After a course of some 120 km it receives, about 8 km east of Caiazzo, the Calore River. The united stream now flows west-southwest past Capua, where the Via Appia and Latina joined just to the north of the bridge over it, and so through the Campanian plain, with many windings, into the sea. The direct length of the lower course is about 50 km, so that the whole is slightly longer than that of the Liri-Garigliano, and its basin far larger.
The river has always had considerable military importance, and the colony of Volturnum (Castel Volturno) was founded in 194 BC at its mouth on the south bank by the Romans; it is now about one mile inland. A fort had already been placed there during the Roman siege of Capua to serve, with Puteoli , for the provisioning of the army. Augustus placed a colony of veterans here. The Via Domitiana from Sinuessa to Puteoli crossed the river at this point, and some remains of the bridge are visible. The river was navigable as far as Capua. In 554 , the Byzantine general Narses  a Frankish  army near this river, during the Gothic War .

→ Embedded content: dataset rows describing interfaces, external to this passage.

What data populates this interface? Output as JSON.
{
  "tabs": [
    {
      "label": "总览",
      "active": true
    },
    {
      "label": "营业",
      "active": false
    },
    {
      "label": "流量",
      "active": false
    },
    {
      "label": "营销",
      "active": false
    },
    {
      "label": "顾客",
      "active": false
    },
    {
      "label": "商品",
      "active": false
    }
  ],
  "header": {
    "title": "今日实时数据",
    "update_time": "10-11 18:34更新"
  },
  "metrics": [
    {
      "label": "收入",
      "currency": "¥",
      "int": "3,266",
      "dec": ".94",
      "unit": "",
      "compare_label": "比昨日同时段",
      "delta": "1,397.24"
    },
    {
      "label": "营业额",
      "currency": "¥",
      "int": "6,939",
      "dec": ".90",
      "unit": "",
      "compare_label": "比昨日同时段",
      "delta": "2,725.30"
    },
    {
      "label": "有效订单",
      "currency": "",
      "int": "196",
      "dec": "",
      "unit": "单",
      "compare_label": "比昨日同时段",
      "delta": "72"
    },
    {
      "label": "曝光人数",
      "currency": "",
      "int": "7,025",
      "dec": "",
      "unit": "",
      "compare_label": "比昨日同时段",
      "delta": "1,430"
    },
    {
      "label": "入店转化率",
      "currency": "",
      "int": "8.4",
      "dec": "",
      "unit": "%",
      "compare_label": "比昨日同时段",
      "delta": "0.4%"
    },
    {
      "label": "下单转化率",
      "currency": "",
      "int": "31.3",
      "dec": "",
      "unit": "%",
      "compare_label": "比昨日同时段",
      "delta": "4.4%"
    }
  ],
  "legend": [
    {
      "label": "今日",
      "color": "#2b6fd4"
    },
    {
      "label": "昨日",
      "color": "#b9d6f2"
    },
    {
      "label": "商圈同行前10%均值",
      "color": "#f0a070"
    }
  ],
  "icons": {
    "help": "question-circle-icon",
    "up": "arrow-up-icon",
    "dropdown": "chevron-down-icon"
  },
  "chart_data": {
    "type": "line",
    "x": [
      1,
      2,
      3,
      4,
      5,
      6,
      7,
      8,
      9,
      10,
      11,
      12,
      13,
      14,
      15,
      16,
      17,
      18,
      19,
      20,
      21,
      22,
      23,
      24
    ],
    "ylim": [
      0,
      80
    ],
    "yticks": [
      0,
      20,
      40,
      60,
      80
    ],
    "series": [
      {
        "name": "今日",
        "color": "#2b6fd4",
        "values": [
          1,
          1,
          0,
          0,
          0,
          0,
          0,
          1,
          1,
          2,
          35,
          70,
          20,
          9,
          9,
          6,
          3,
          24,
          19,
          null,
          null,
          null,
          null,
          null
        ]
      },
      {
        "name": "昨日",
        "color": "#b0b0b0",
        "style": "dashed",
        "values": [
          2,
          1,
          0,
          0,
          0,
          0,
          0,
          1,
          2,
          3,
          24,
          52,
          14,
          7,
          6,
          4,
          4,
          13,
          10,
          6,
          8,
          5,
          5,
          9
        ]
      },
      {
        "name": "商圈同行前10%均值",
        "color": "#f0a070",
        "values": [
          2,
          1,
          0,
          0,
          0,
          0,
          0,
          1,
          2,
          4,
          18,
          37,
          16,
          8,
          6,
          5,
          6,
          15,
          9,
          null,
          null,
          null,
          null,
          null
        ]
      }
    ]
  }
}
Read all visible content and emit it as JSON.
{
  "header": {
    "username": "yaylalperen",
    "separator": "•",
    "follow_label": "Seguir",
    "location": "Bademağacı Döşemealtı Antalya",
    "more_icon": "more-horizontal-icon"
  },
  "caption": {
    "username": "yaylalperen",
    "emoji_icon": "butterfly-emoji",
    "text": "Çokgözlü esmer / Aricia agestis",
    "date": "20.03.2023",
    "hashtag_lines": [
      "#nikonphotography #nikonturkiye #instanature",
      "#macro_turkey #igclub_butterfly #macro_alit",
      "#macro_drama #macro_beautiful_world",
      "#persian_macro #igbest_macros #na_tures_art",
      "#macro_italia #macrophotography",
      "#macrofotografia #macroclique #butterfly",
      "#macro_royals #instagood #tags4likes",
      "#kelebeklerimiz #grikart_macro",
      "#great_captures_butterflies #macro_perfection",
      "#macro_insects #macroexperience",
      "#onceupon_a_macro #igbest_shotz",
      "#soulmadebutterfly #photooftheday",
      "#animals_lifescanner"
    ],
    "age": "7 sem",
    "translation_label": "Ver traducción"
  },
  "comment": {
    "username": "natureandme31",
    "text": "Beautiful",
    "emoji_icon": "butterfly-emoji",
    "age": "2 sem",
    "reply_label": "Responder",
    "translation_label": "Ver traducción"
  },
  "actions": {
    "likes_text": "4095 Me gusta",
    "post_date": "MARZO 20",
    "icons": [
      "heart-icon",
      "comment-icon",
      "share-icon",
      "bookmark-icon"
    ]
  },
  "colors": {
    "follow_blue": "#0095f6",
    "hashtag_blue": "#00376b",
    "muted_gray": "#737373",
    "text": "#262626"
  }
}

Following the invasion of southern Italy by revolutionary forces led by Giuseppe Garibaldi  in 1860, Francis II of the Two Sicilies  fled from Naples  and took up a defensive position on the south bank of the Volturno, near S. Maria di Capua Vetere . The Piedmontese  troops and those of Garibaldi inflicted on the Neapolitan forces at the battle of the Volturno , on October 1 and 2, a defeat which led to the fall of Capua. The Volturno also gave its name to the Volturno Line , a German  defensive position in Italy during World War II.
The Volturno River